from the Wurm family/ Oftering, Upper Austria.
To me it seems extremely unlikely that this family information is of any interest to anyone except  perhaps Herr and Frau Wurm. Never mind it was an excellent dish. I'd have it anytime. With this meal the main problem was the size of the dish - substantial.
This was followed by Crayfish with Eggplant, Coconut, & Schonbrunn Citrus leaves. A dozen ingredients were noted including some cooking instructions.
We were also able to learn that Chupetinho are peppers in the Chinese  Capsicum family with a distinct fruity sour flavour and only mildly spicy and can be eaten whole with its seeds.

This variety of wild celariac has tender fine leaves with a slightly sweet spicy flavour. It comes from the Stiererek garden - not too wild after all! This was another rich and tasty dish with a small slice of crayfish meat. I would have liked more.
Tench, a fish I have never tasted before was offered with Chervil root, apple - peppers and Uhudler,  grape juice cooked red onions. It takes careful preparation to remove the wishbone shaped bones from the tender but firm flesh of the fish. I could not taste the supposed 'nutty' flavour of the fish but with the other eight ingredients well blended a very pleasing dish resulted.

My next course was pheasant with salted lemon, braised onions, chard and ground cherry. Here 16 ingredients were mentioned, several of them twice. Another large serve with a rich pheasant jus. The pheasant was not gamey nor as rich or distinctive as I expected.  

Sandra's aversion to game led her to chose veal liver dumpling with swede, Japanese artichoke and red cabbage. Here a dozen ingredients get a mention. There is then a brief note about crosne, a curious vegetable, which was not mentioned in the ingredients!


My next course was wild hare with parsnip, cardoon and kale.
Another rich dish which I could not finish having eaten so very much. A quality serve.
Now for the cheese!
A substantial cheese trolley does the rounds from which we were invited to choose as many cheeses as we wished.
The finale was a crispy crepe with apple, nutmeg and cherry.
Could not have been better.
Tea is not a simple matter. 
A trolley of herbs comes by so you can choose your flavours.
Water is the added in a glass and finally the lot is poured into a fancy teapot.
Of course they have to have petit fours.
I doubt they expected us to eat two dozen biscuits and sweets but when I asked if we might take them home they refused but offered to sell us a box of biscuits for A$27!!

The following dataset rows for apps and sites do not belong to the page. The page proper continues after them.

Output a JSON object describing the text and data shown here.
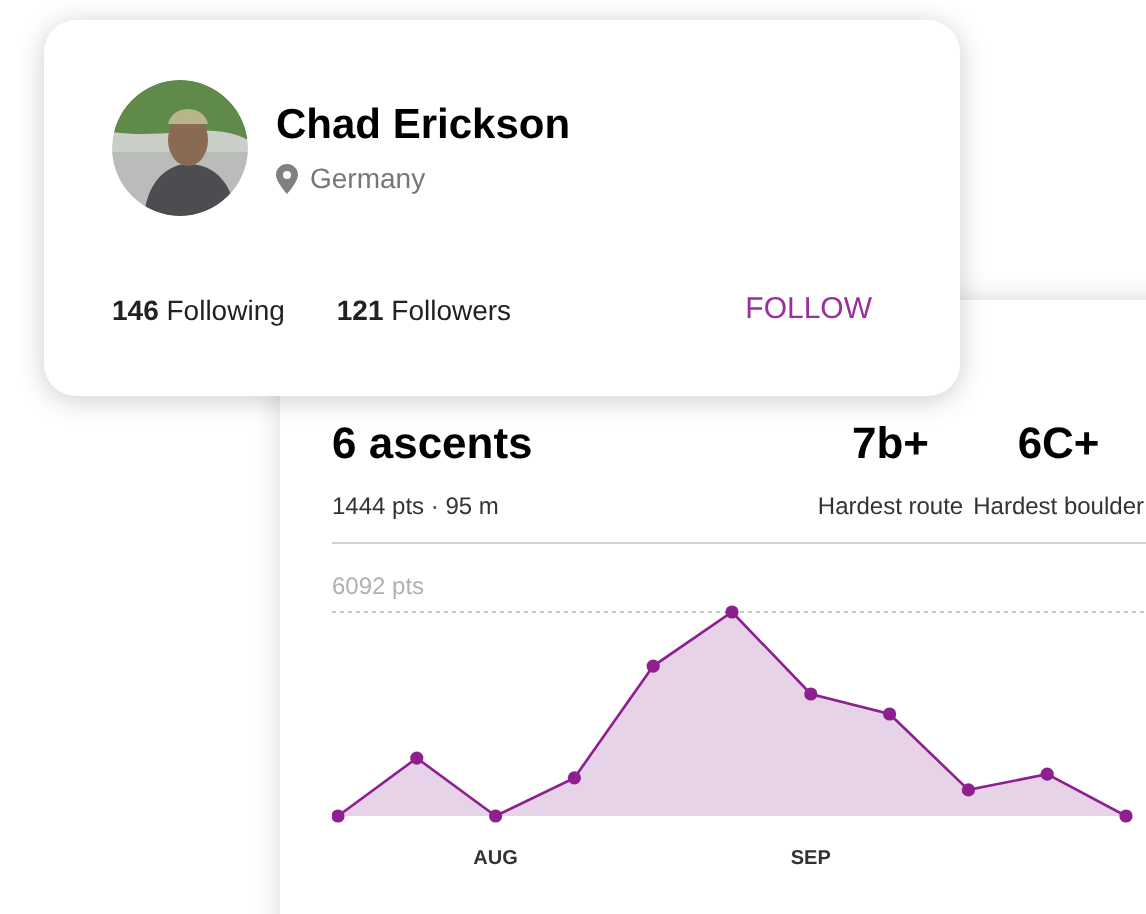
{
  "profile": {
    "name": "Chad Erickson",
    "location": "Germany",
    "following_count": "146",
    "following_label": "Following",
    "followers_count": "121",
    "followers_label": "Followers",
    "follow_button": "FOLLOW"
  },
  "stats": {
    "ascents": "6 ascents",
    "summary": "1444 pts · 95 m",
    "grades": [
      {
        "value": "7b+",
        "label": "Hardest route"
      },
      {
        "value": "6C+",
        "label": "Hardest boulder"
      }
    ],
    "chart": {
      "max_label": "6092 pts",
      "months": [
        "AUG",
        "SEP"
      ]
    }
  }
}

I asked three times for a menu to take home but although each time I was told yes of course it never arrived.
Service was quick and quite abrupt, a disquieting situation. Whilst each dish was interesting and varied the concentration on including unusual ingredients did not really do anything to add to them. For a seven course meal serves were too large which diminished the pleasure of the later dishes.
Score: 16.5/20